Your goal:
A line belongs in the answer if it contains "title"; copy every such line from the entries below.

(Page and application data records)
*** Block opens ***

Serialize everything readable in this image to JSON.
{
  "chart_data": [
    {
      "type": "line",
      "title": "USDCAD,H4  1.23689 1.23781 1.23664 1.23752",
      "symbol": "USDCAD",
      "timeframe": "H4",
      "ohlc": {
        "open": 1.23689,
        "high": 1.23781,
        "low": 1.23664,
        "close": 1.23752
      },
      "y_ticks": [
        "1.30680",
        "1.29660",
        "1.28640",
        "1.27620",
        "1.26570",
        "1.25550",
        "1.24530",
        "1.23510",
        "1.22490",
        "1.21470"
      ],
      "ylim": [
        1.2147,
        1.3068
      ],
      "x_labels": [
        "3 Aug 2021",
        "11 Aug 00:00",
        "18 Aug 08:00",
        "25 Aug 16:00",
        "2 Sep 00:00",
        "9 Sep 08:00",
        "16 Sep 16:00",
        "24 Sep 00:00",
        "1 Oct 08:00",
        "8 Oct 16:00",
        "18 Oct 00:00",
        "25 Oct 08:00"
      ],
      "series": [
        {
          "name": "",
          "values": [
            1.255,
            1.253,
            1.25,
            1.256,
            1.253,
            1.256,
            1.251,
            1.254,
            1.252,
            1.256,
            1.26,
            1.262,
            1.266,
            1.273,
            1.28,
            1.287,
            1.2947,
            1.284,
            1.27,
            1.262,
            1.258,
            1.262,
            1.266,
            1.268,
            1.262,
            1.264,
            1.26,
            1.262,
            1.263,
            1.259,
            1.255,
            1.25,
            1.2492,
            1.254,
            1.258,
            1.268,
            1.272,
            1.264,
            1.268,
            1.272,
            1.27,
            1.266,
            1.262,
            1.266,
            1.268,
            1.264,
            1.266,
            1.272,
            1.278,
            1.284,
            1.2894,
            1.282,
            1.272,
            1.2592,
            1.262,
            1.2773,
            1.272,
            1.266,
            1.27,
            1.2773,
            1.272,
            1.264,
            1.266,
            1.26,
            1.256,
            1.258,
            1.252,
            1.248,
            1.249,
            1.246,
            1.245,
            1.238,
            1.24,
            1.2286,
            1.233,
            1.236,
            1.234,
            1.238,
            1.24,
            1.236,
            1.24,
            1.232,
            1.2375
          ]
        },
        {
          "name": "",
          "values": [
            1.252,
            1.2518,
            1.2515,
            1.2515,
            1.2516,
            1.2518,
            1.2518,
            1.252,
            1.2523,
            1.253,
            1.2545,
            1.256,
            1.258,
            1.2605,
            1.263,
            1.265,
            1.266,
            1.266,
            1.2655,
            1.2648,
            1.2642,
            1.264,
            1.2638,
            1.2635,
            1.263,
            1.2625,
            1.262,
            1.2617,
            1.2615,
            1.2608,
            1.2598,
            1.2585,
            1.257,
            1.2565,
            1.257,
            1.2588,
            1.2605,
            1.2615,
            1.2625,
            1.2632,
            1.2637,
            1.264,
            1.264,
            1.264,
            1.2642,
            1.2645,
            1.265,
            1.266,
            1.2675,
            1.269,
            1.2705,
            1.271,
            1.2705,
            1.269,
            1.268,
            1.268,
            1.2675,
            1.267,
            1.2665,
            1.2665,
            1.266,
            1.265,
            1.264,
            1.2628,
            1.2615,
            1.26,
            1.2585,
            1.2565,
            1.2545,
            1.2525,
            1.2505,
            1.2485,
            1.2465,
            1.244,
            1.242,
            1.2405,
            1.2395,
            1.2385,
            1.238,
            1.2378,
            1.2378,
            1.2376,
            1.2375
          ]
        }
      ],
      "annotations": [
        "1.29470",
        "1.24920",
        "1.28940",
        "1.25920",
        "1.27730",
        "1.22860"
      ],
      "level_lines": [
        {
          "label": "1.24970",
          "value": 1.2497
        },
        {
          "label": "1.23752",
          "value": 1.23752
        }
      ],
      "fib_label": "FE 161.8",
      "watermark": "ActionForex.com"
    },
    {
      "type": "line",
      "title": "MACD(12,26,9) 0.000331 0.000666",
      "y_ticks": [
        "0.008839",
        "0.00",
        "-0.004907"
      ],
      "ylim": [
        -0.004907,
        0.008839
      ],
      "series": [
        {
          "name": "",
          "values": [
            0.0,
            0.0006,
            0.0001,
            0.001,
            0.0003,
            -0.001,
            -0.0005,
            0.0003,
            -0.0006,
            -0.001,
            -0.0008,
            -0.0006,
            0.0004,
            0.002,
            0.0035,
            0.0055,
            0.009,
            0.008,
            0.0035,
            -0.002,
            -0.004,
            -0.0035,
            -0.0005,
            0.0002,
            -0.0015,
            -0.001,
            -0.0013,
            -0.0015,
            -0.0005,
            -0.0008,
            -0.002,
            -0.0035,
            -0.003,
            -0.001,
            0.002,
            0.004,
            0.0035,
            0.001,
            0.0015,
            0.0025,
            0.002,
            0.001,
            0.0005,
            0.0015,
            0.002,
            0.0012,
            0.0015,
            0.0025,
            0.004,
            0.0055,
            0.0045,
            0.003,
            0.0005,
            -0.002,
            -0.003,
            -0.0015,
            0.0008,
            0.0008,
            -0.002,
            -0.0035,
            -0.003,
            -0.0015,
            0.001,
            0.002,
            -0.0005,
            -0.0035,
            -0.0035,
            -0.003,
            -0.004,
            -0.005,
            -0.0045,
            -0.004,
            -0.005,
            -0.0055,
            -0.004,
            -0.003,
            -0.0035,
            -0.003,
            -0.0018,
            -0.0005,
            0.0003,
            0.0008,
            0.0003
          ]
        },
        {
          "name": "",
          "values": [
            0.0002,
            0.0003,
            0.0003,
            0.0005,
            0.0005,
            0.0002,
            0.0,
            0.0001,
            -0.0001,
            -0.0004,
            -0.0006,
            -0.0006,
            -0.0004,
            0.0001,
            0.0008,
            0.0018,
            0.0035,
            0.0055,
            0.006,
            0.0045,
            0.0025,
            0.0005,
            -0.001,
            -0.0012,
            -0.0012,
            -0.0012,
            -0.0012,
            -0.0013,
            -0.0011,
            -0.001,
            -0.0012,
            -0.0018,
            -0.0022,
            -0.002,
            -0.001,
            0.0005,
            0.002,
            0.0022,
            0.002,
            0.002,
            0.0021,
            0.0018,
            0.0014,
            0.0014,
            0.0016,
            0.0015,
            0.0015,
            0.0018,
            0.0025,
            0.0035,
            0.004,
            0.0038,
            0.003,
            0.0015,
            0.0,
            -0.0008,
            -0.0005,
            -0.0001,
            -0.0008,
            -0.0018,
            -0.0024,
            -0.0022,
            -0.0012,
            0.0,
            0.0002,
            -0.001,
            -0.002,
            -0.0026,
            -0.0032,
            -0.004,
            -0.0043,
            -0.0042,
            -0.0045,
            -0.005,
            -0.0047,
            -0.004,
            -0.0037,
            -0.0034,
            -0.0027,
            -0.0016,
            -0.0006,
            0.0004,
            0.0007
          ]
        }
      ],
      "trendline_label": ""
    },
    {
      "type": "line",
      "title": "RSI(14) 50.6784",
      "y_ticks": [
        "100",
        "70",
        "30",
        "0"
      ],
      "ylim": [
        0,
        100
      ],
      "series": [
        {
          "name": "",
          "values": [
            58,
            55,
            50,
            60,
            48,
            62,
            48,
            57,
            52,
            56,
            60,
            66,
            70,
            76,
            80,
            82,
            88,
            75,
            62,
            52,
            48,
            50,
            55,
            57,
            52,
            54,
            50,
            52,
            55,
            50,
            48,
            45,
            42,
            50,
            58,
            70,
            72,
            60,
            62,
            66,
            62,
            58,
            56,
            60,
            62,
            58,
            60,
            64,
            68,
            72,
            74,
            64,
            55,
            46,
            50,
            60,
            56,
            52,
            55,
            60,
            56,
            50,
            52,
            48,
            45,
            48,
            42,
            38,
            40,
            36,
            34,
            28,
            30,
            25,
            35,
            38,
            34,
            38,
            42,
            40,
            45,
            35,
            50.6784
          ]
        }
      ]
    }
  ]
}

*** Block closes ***

Solution to the problem:
      "title": "USDCAD,H4  1.23689 1.23781 1.23664 1.23752",
      "title": "MACD(12,26,9) 0.000331 0.000666",
      "title": "RSI(14) 50.6784",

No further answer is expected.